Thursday, April 28, 2016

Moe Drabowsky (#125)

Here is relief pitcher Moe Drabowsky, fresh off his success in the 1966 World Series.

Drabowsky was signed by the the Cubs in 1956 as a bonus baby, and spent his first 4 seasons on the Cubs’ roster as a starting pitcher.

Although only appearing in 9 games in his first season, he pitched in 36, 22, and 31 games over the next 3 seasons, so he wasn’t the typical bonus baby who sat on the bench for his minimum required time and then went to the minors for some needed “seasoning”. Moe was 13-15 for the Cubs in 1957, and led the staff in starts, innings pitched, ERA, and strikeouts.

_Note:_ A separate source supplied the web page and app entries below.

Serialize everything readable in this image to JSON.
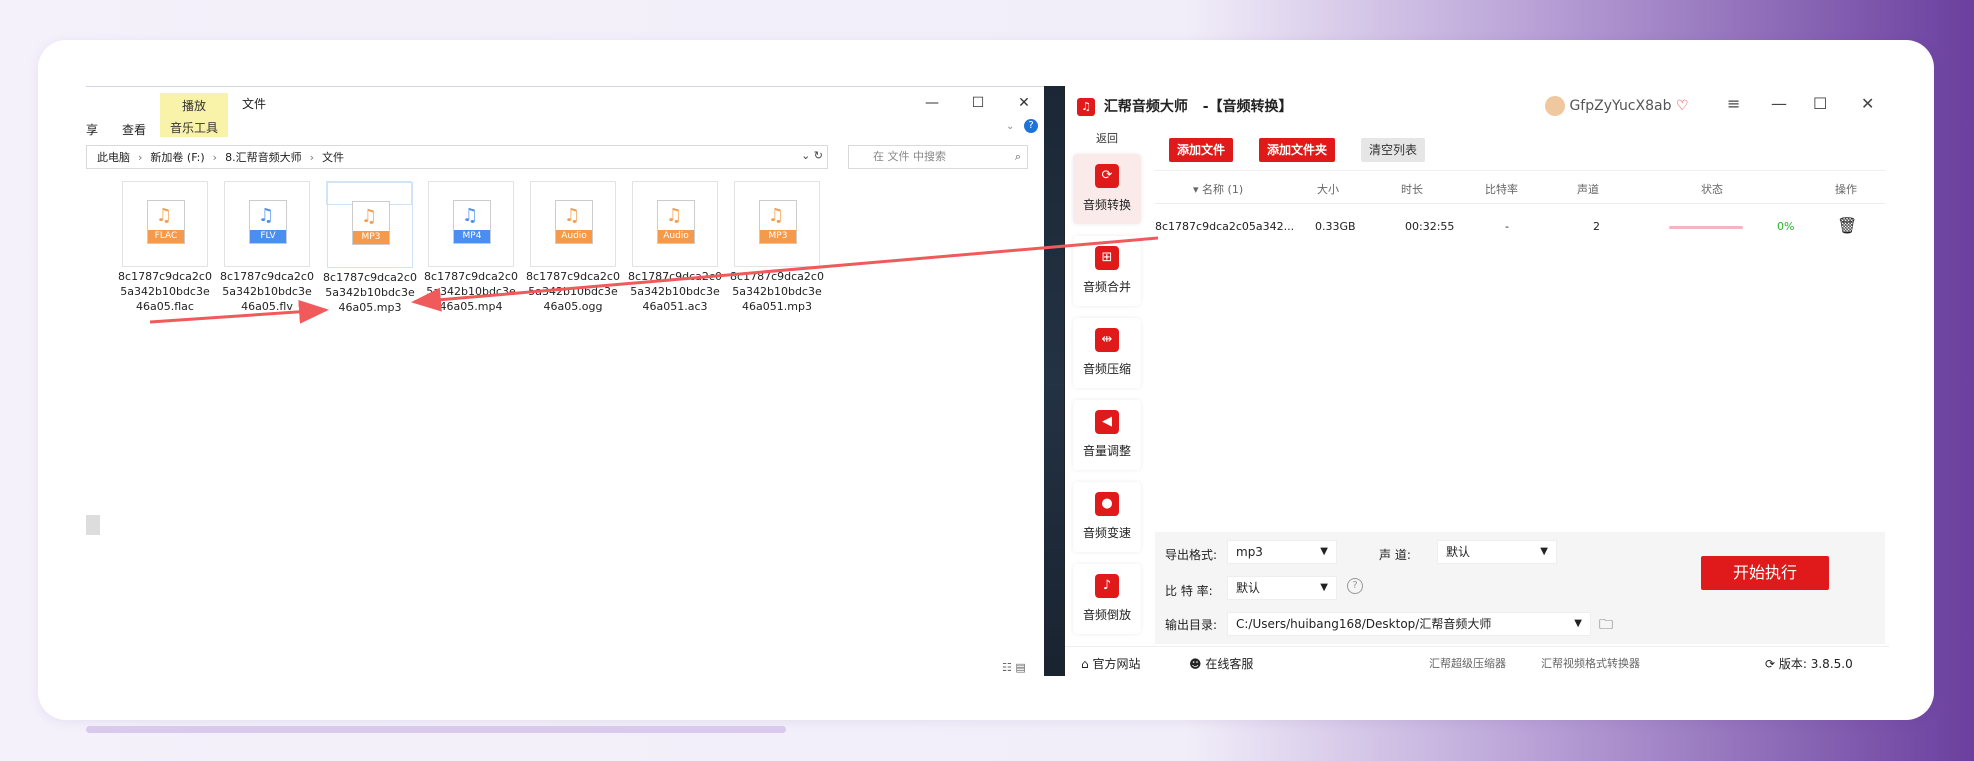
{
  "explorer": {
    "ribbon_tabs": [
      "享",
      "查看",
      "播放",
      "音乐工具",
      "文件"
    ],
    "window_buttons": [
      "—",
      "☐",
      "✕"
    ],
    "breadcrumb": [
      "此电脑",
      "新加卷 (F:)",
      "8.汇帮音频大师",
      "文件"
    ],
    "search_placeholder": "在 文件 中搜索",
    "files": [
      {
        "band": "FLAC",
        "color": "#f59a4a",
        "name": "8c1787c9dca2c05a342b10bdc3e46a05.flac"
      },
      {
        "band": "FLV",
        "color": "#4a8ef0",
        "name": "8c1787c9dca2c05a342b10bdc3e46a05.flv"
      },
      {
        "band": "MP3",
        "color": "#f59a4a",
        "name": "8c1787c9dca2c05a342b10bdc3e46a05.mp3"
      },
      {
        "band": "MP4",
        "color": "#4a8ef0",
        "name": "8c1787c9dca2c05a342b10bdc3e46a05.mp4"
      },
      {
        "band": "Audio",
        "color": "#f59a4a",
        "name": "8c1787c9dca2c05a342b10bdc3e46a05.ogg"
      },
      {
        "band": "Audio",
        "color": "#f59a4a",
        "name": "8c1787c9dca2c05a342b10bdc3e46a051.ac3"
      },
      {
        "band": "MP3",
        "color": "#f59a4a",
        "name": "8c1787c9dca2c05a342b10bdc3e46a051.mp3"
      }
    ]
  },
  "app": {
    "title": "汇帮音频大师",
    "subtitle": "-【音频转换】",
    "user": "GfpZyYucX8ab",
    "back": "返回",
    "nav": [
      "音频转换",
      "音频合并",
      "音频压缩",
      "音量调整",
      "音频变速",
      "音频倒放"
    ],
    "toolbar": {
      "add_file": "添加文件",
      "add_folder": "添加文件夹",
      "clear": "清空列表"
    },
    "columns": [
      "名称 (1)",
      "大小",
      "时长",
      "比特率",
      "声道",
      "状态",
      "操作"
    ],
    "row": {
      "name": "8c1787c9dca2c05a342...",
      "size": "0.33GB",
      "duration": "00:32:55",
      "bitrate": "-",
      "channels": "2",
      "progress": "0%"
    },
    "progress_value": 0,
    "settings": {
      "format_label": "导出格式:",
      "format_value": "mp3",
      "channel_label": "声 道:",
      "channel_value": "默认",
      "bitrate_label": "比 特 率:",
      "bitrate_value": "默认",
      "outdir_label": "输出目录:",
      "outdir_value": "C:/Users/huibang168/Desktop/汇帮音频大师"
    },
    "start": "开始执行",
    "footer": {
      "site": "官方网站",
      "service": "在线客服",
      "link1": "汇帮超级压缩器",
      "link2": "汇帮视频格式转换器",
      "version": "版本: 3.8.5.0"
    },
    "accent": "#e01a1a"
  }
}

In 1958 his record slipped to 9-11, but he still led the starting pitchers in wins with that paltry number. The following season his record slipped even further to 5-10.

Drabowsky pitched most of the 1960 season out of the Cubs’ bullpen, but also found himself down with the Cubs’ AAA team in Houston for much of July.

The following pre-season he was traded to the Braves for shortstop Andre Rogers. Moe manned the Braves’ bullpen until mid-June 1961, when he was demoted to AAA for the 2nd consecutive season.

After the season, the Reds picked him up in the Rule 5 draft. After several months as a Reds’ starter in 1962 he was purchased by the Kansas City Athletics, and flipped back and forth from the rotation to the bullpen for the next 2+ seasons. He also spent part of the ’63 back in triple-A.

After making 5 starts at the beginning of the ’65 season, Moe was relegated to the bullpen until mid-June, then was sent to the minors for the remainder of the season. After the season he was purchased by the Cardinals, but a few weeks later was picked by the Orioles in the Rule 5 draft (his 2nd Rule 5 move).

Drabowsky (by this time strictly a reliever) pitched for the O’s for the next 3 seasons, and was the game 1 hero in the 1966 World Series.

Taking over for starter Dave McNally, Moe pitched a no-hitter over the last 6 2/3 innings while striking out 11 and picking up the win. The Orioles went on to sweep the Dodgers with shutouts in games 2, 3, and 4. He also led the team in saves in 1967, and compiled an ERA of 1.60 in ’67 and 1.91 in ‘68.

After the ’68 season, he was selected by the Kansas City Royals in the expansion draft (as was his O’s teammate Wally Bunker). While Bunker led the upstart Royals in wins (12) and innings pitched, Drabowsky led in saves (11) and also won 11 games. Moe began the 1970 season with the Royals, but returned to the Orioles via trade in June.

His 2nd stop in Baltimore was a short one, as he moved on to the Cardinals after the season. He pitched a season and a half for St. Louis, then was released in early August 1972. A week later the White Sox picked him up but released him in October, ending his 17-year career.

Drabowsky passed away in 2006 at age 70.

Saturday, April 16, 2016

Brooks Robinson (#600)


Forty-nine years ago this month, I started collecting baseball cards. (I think I began when the 2nd or 3rd series of 1967 cards were in the stores, so I had to get the earlier cards through trades and "shooting" cards.) Anyway, by the end of that season I had collected every card in the first 6 series except the Cardinals Team card.

The high-numbered 7th series wasn't sold in my area, so I didn't get any of them until visiting card stores and shows in the 1980s. In a year or so, I was able to get all but five of those high-numbers. Six years ago, I got the Maury Wills card, cutting my want list to four.

Today, I scored the hard-to-find Brooks Robinson card, at the same antique store where I picked up 100 or so 1965 cards last year, and also these Topps 1964 giant cards.

I have already posted my 1966 Brooks Robinson card here, so I won't re-hash his playing career. Just want to say "1 more down, 3 to go!"

While at that store, I also picked up these two Mickey Mantle cards, which I will feature on my '65 and '66 blogs at some point. These are 1996 reprints with Stadium Club-like cardstock, and are glossy on both sides. Even so, they will now take their place in my '65 and '66 binders, because there's little chance that I will get the originals.